The emerging markets had to open themselves to the free market,
meaning to U.S. (and other) investments and activities.
The major tools to obtain compliance with this new regime were the
International Monetary Fund, the U.S. Treasury, and the World Trade
Organization (WTO), which would lay down enforceable rules of free
trade. These rules of course were meant to apply to others, not
really to the United States. The problem with rules, however, is
that others can also use them. When the U.S. (and western Europe)
tried to extend these rules further to the so-called emerging
markets, they found resistance at Cancun, where Brazil led a
coalition of the middle powers insisting that rules worked both
ways - that if the South were to lower barriers to free trade, the
U.S. and the rest of the North must do so as well (see Commentary
122, Oct. 1, 2003). The U.S. refused to go along and hence Cancun
was a failure.
But an even greater problem was lurking for the U.S. Europe (and
others in the North) were very unhappy about U.S. protectionism,
which hurt their own interests directly. When George W. Bush placed
tariffs on steel, to protect U.S. manufactures in states that were
electorally crucial to him (such as West Virginia and Ohio), the
Europeans brought a case in the WTO Tribunal, charging the U.S. with
violating the treaty. They won the case, and obtained the right to

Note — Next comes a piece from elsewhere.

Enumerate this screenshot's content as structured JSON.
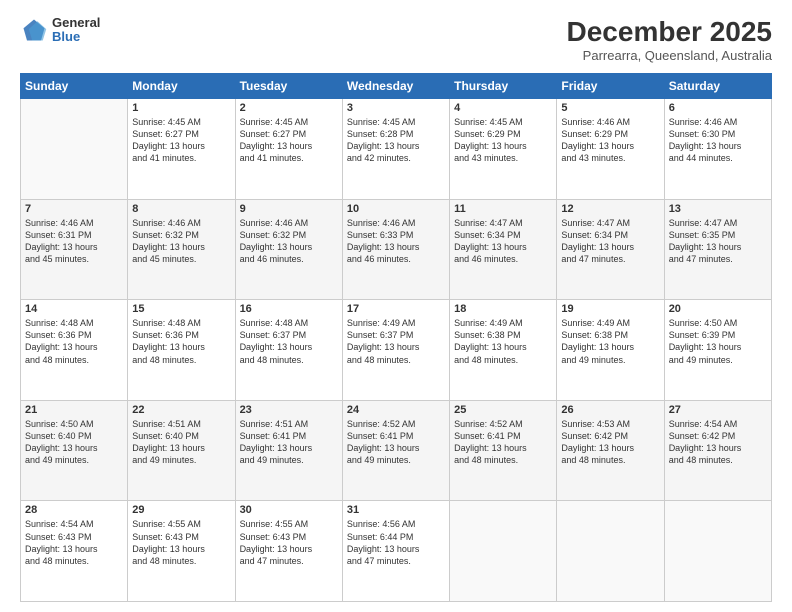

pose countertariffs, which they threatened to do against U.S.
products important in other states electorally important to George
Bush (like Florida and Michigan). As a result, George Bush swallowed
hard, and revoked the steel tariffs. But the Europeans weren't
through. They plan to use the same countertariffs if the U.S. does
not end the tax breaks it gives U.S. corporations for their offshore
operations. It seems these too violate the WTO treaty.
And, if this wasn't enough, when George Bush announced that he
wasn't going to let the French, Germans, Russians, and Canadians bid
on contracts to rebuild Iraq, it was immediately suggested that this
violated the same WTO treaty. All of a sudden, the WTO - virtually a
U.S. invention and cherished achievement - began to seem like an
albatross around the neck of the United States. Free trade is
marvelous of course, at least if one doesn't have to bear its
negative costs oneself.